It is a common lament of mine that seminaries in Canada pay little or no attention to the arts. Oh there are some exceptions but by and large art make no appearance in these hallowed halls and classrooms of theological study. So I must note that the two Anglican colleges at Toronto School of Theology, Wycliffe and Trinity partnered in hosting Chinese Christian Artist He Qi.

He Qi is a quiet man with a broad smile and that gentle Chinese demeanor. He is a professor at Nanjing Union Seminary in China and serves as an adjunct professor in the philosophy department of the University.

His doctoral dissertation compared the presence of Buddhist art and Christian art in Chinese society. He was one of the first scholars to take up the subject of religion and art after the Cultural Revolution in China. This artist is deeply committed to the promotion of Christian art in China. For He Qi it is very important that Christian art and the Christian story be a presence in the Chinese culture.

In a conversation with the artist I noted that all the work that was on display for the Toronto visit and all the work on his website had Christian subject matter and I asked if he did other sorts of work, landscapes or abstract work. His answer was telling, he paused and said “Life is too short, I must do Christian art”. In his lecture in Toronto he noted how traditional Chinese art is without color, it is black and white. Clearly influence by a Christian doctrine of creation He Qi has a very colourful palette.

One could say that among other things his paintings are a celebration of colour. The style of his work is iconic, and seems to fit with what we call folk art. The images are strong but gentle. One can discern the influence of those who have gone before in art history and at the same time see qualities that draw on indigenous Chinese culture. He Qi is very clear about his desire to give his work a Chinese identity. He resists any facile adoption of styles from the past and is a keen advocate of being contemporary. But as an art historian he knows that one cannot and should not ignore the past. It is interesting to know that in far off Nanjing there is an artist teaching in a Christian Seminary. I learned that students go to seminary right after “middle school”. The first four years provide the foundation for their next three years of theological training.

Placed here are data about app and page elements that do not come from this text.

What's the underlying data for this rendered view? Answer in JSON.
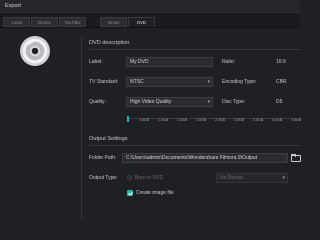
{
  "window": {
    "title": "Export"
  },
  "tabs": [
    {
      "label": "Local",
      "active": false
    },
    {
      "label": "Device",
      "active": false
    },
    {
      "label": "YouTube",
      "active": false
    },
    {
      "label": "Vimeo",
      "active": false
    },
    {
      "label": "DVD",
      "active": true
    }
  ],
  "dvd_description": {
    "heading": "DVD description",
    "label_label": "Label:",
    "label_value": "My DVD",
    "ratio_label": "Ratio:",
    "ratio_value": "16:9",
    "tv_standard_label": "TV Standard:",
    "tv_standard_value": "NTSC",
    "encoding_type_label": "Encoding Type:",
    "encoding_type_value": "CBR",
    "quality_label": "Quality:",
    "quality_value": "High Video Quality",
    "disc_type_label": "Disc Type:",
    "disc_type_value": "D5"
  },
  "size_meter": {
    "ticks": [
      "0.5GB",
      "1.0GB",
      "1.5GB",
      "2.0GB",
      "2.5GB",
      "3.0GB",
      "3.5GB",
      "4.0GB",
      "4.5GB"
    ],
    "fill_fraction": 0.01,
    "accent": "#2bb2a8"
  },
  "output_settings": {
    "heading": "Output Settings",
    "folder_path_label": "Folder Path:",
    "folder_path_value": "C:\\Users\\admin\\Documents\\Wondershare Filmora 9\\Output",
    "output_type_label": "Output Type:",
    "burn_to_dvd_label": "Burn to DVD",
    "no_device_label": "No Device",
    "create_image_label": "Create image file",
    "create_image_checked": true
  },
  "icons": {
    "disc": "dvd-disc-icon",
    "folder": "folder-icon",
    "dropdown": "chevron-down-icon"
  },
  "colors": {
    "background": "#1f2024",
    "accent": "#2bb2a8"
  }
}
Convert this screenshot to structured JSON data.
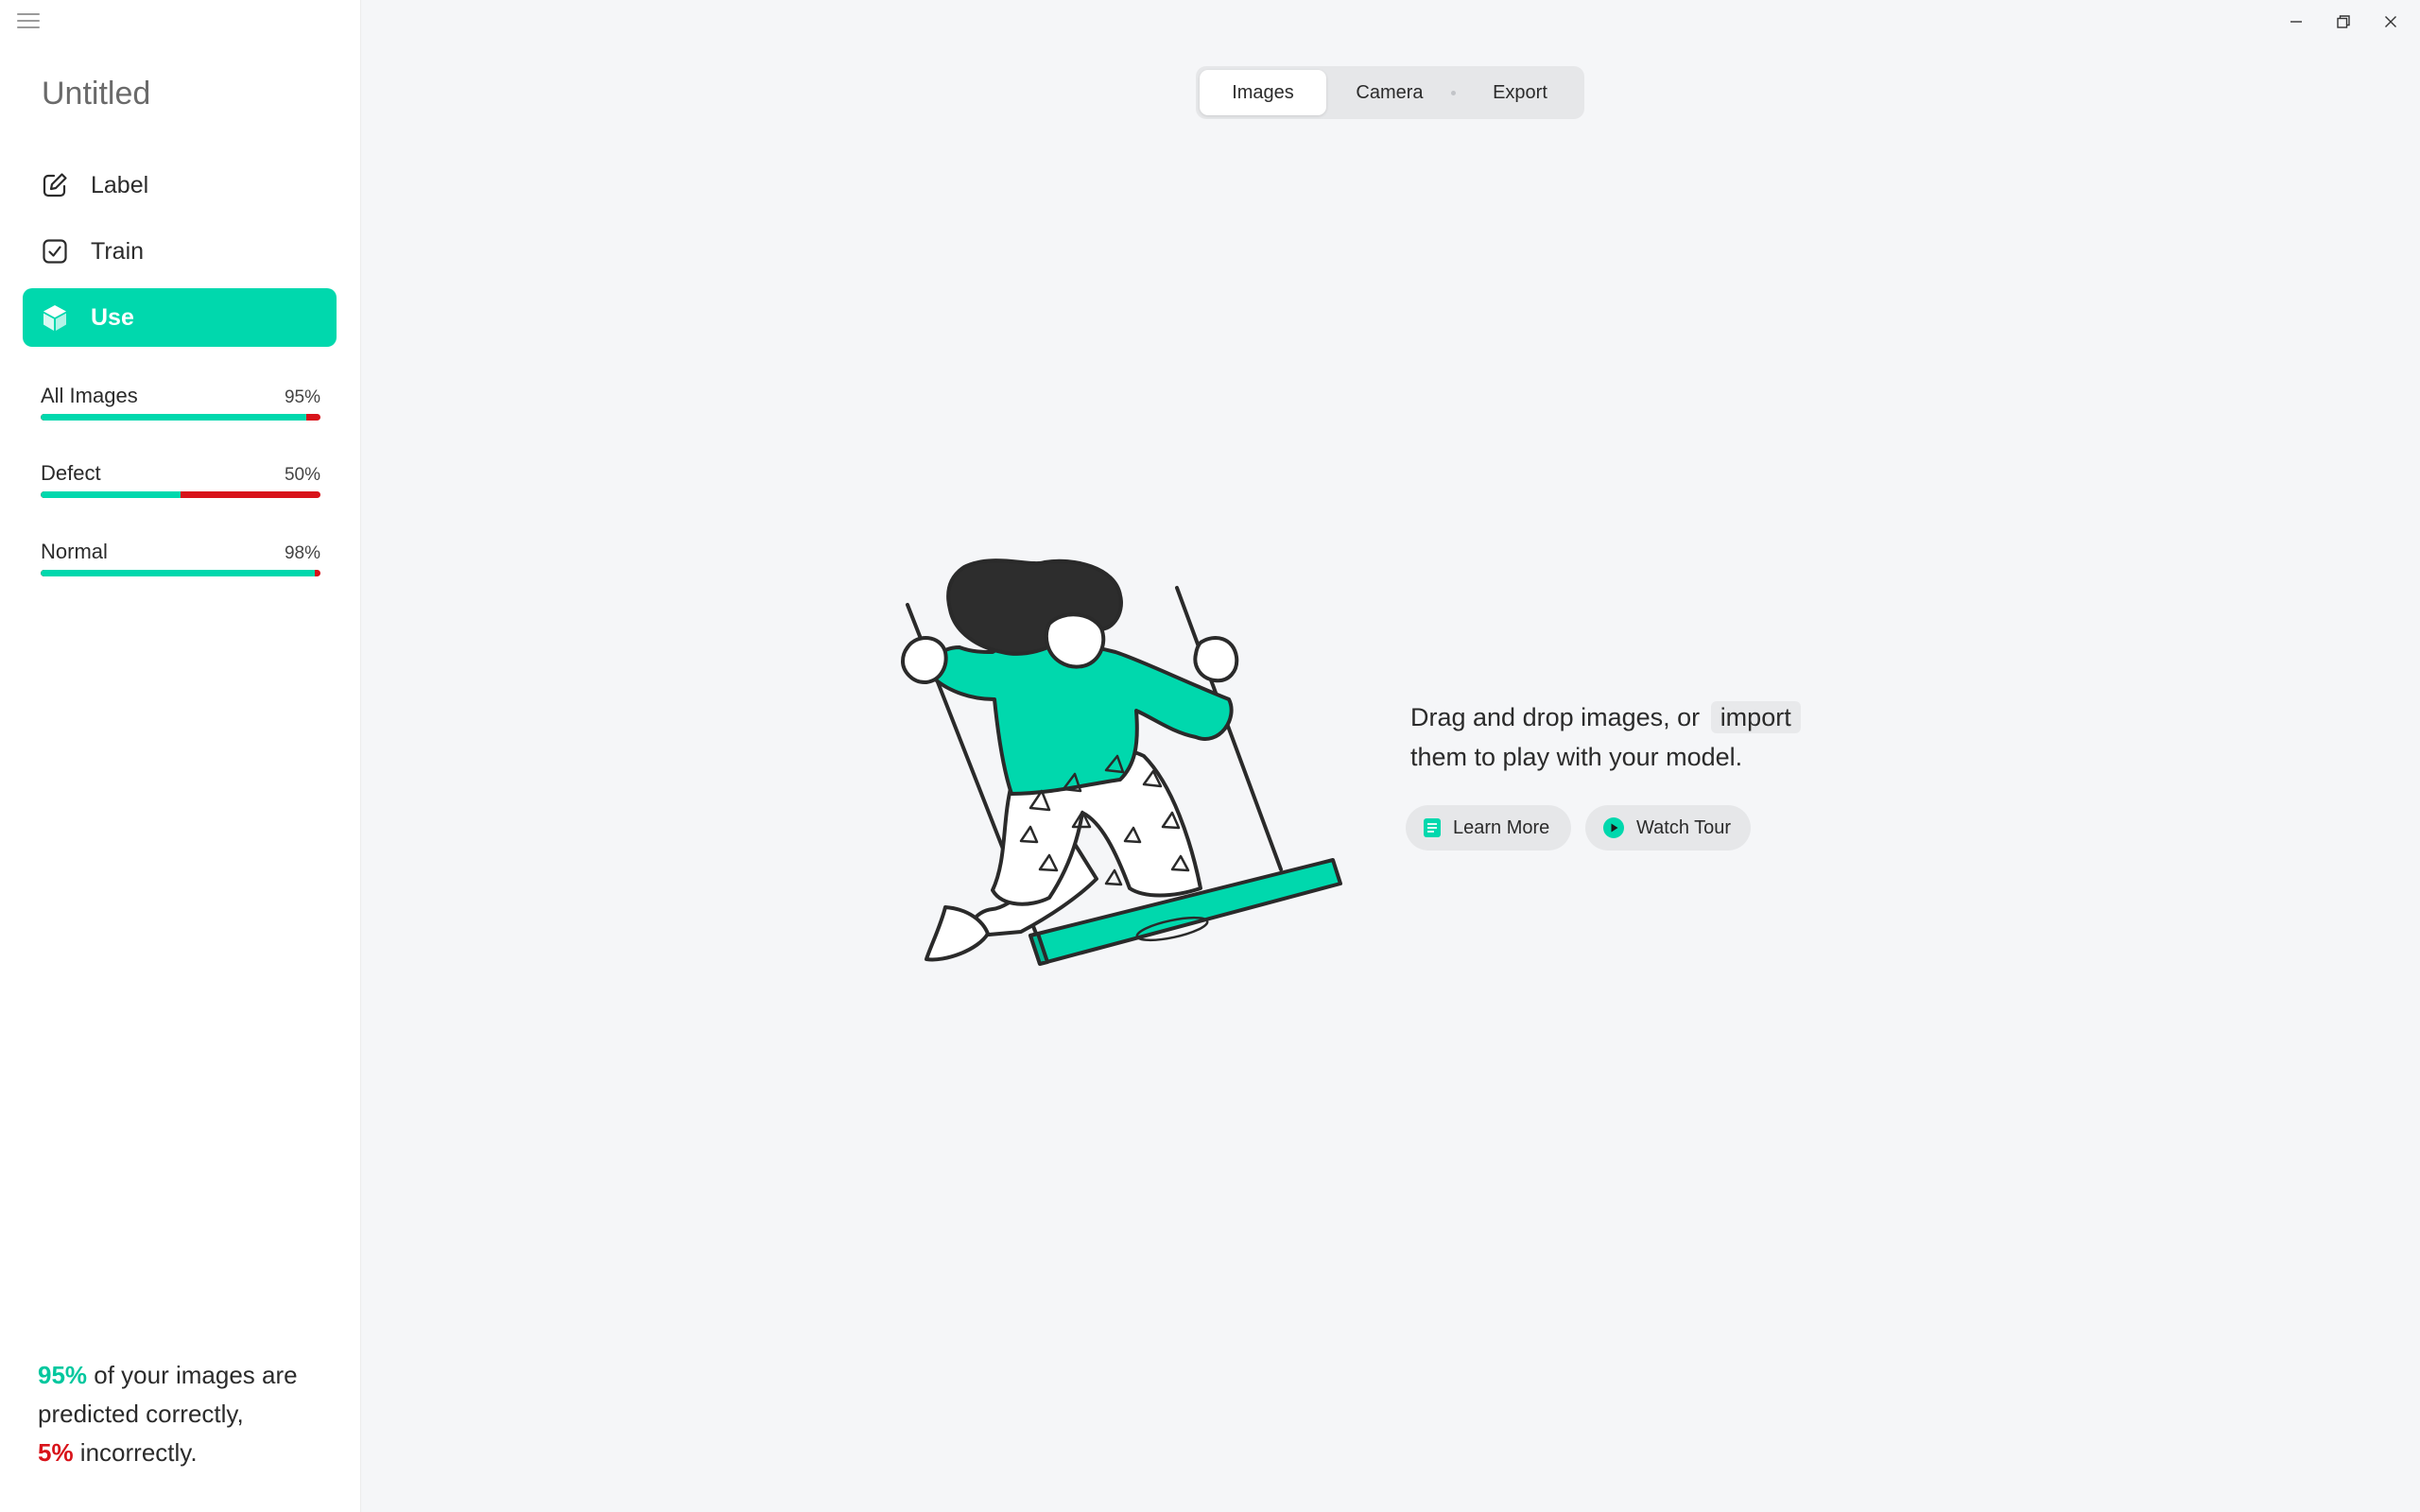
{
  "app": {
    "title": "Untitled"
  },
  "sidebar": {
    "nav": [
      {
        "label": "Label",
        "icon": "pencil-square-icon"
      },
      {
        "label": "Train",
        "icon": "checkbox-icon"
      },
      {
        "label": "Use",
        "icon": "cube-icon",
        "active": true
      }
    ],
    "stats": [
      {
        "label": "All Images",
        "percent_text": "95%",
        "correct_fraction": 0.95
      },
      {
        "label": "Defect",
        "percent_text": "50%",
        "correct_fraction": 0.5
      },
      {
        "label": "Normal",
        "percent_text": "98%",
        "correct_fraction": 0.98
      }
    ],
    "summary": {
      "correct_pct": "95%",
      "text1": " of your images are predicted correctly,",
      "incorrect_pct": "5%",
      "text2": " incorrectly."
    }
  },
  "tabs": [
    {
      "label": "Images",
      "selected": true
    },
    {
      "label": "Camera"
    },
    {
      "label": "Export"
    }
  ],
  "main": {
    "instructions_line1": "Drag and drop images, or",
    "import_link": "import",
    "instructions_line2": "them to play with your model.",
    "learn_more": "Learn More",
    "watch_tour": "Watch Tour"
  },
  "colors": {
    "accent": "#00d8ad",
    "error": "#d8131a",
    "background": "#f5f6f8"
  }
}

There seems to be a certain wisdom in including art history as a foundation for the study of Christian theology. Art after all is a rich reservoir of cultural and religious history not to say a resource for theological and biblical awareness. He Qi’s commitment to doing only Christian subject matter is a practice that would find resistance among Christians in some artistic quarters in North America.

Cultural differences clearly bear on this matter and it is a subject worth discussing for those in the Christian arts community in the west. Whatever the case He Qi is a man with a deep sense of Christian calling and a very special artistic gift.